The BMW EV Concept That You Couldn't Buy

BMW is one of the most popular luxury car brands of all time. The automaker is known for its stylish rides that offer the perfect blend of a modern flair and just enough elegance to remind you that these are top-of-the-line vehicles, and this is all while being known as one of the more affordable luxury brands on the market. BMW has cars for practically all your potential auto needs. If you want a fast ride that's fun to drive, it has got you covered. Are you in the market for an SUV to haul around a group of people? BMW has those, as well. You can buy pretty much any category of vehicle from the automaker, but that doesn't mean you can buy every car it has ever made.

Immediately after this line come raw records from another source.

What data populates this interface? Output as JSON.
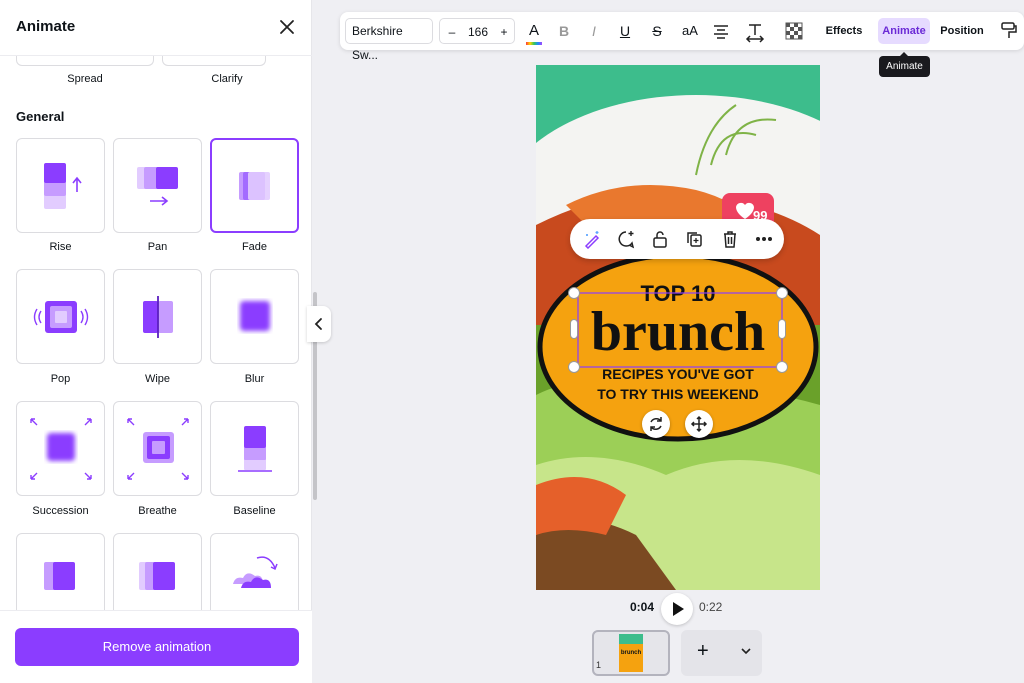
{
  "panel": {
    "title": "Animate",
    "prev_labels": [
      "Spread",
      "Clarify"
    ],
    "section_title": "General",
    "cards": [
      {
        "label": "Rise",
        "icon": "rise-icon"
      },
      {
        "label": "Pan",
        "icon": "pan-icon"
      },
      {
        "label": "Fade",
        "icon": "fade-icon",
        "selected": true
      },
      {
        "label": "Pop",
        "icon": "pop-icon"
      },
      {
        "label": "Wipe",
        "icon": "wipe-icon"
      },
      {
        "label": "Blur",
        "icon": "blur-icon"
      },
      {
        "label": "Succession",
        "icon": "succession-icon"
      },
      {
        "label": "Breathe",
        "icon": "breathe-icon"
      },
      {
        "label": "Baseline",
        "icon": "baseline-icon"
      }
    ],
    "remove_label": "Remove animation"
  },
  "toolbar": {
    "font": "Berkshire Sw...",
    "font_size": "166",
    "minus": "–",
    "plus": "+",
    "text_color_glyph": "A",
    "bold": "B",
    "italic": "I",
    "underline": "U",
    "strike": "S",
    "case": "aA",
    "effects": "Effects",
    "animate": "Animate",
    "position": "Position"
  },
  "tooltip": "Animate",
  "design": {
    "line1": "TOP 10",
    "line2": "brunch",
    "line3": "RECIPES YOU'VE GOT",
    "line4": "TO TRY THIS WEEKEND",
    "likes": "99"
  },
  "playback": {
    "current": "0:04",
    "total": "0:22"
  },
  "pages": {
    "thumb_number": "1",
    "thumb_text": "brunch",
    "add": "+"
  },
  "colors": {
    "accent": "#8b3dff",
    "orange": "#f5a20f",
    "teal": "#3dbd8c"
  }
}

An example of a BMW you can't buy is one of its concept cars: the BMW e1. As you may know, most major car companies make concept cars that are often used to test out new technologies and eventual design changes that may one day end up in production models. There have been some occasions, however, when these concepts were intended to be sold to the public once the company ironed out all of the details (via Top Speed). For the BMW e1, this little car showed the world how far ahead of its time the automaker truly was, even if people couldn't get behind the wheel of one.

The BMW e1 was an EV concept ahead of its time

The BMW e1 was an early '90s electric car that had been revealed at the International Motor Show in Germany, though there were actually two names for this EV — the first generation was called the Z11 internally, and only later dubbed the e1 when publicly revealed. The concept was a 3-door 4-seater all-electric city car that had been in development since 1990, and it was first introduced in 1991. The automaker designed this vehicle to determine whether an all-electric car would be feasible because California had — at that time — recently required 2% of new cars to be zero-emissions vehicles. Unfortunately, the original BMW e1 caught fire while charging, so it needed to be replaced in order for BMW to continue its research (via BMW Blog).

The replacement for the destroyed car came a couple of years later in 1993 and it was also shown off at the International Motor Show in Germany: the BMW Z15. However, this time the company built two prototypes of the car: one was all-electric and the other was a hybrid. As far as a legacy for the concept is concerned, BMW did produce an all-electric city car in 2013 with the i3, a model that started as a concept car in 2011 but hit the market a couple of years later. Too bad that wasn't the case with the second-generation BMW e1.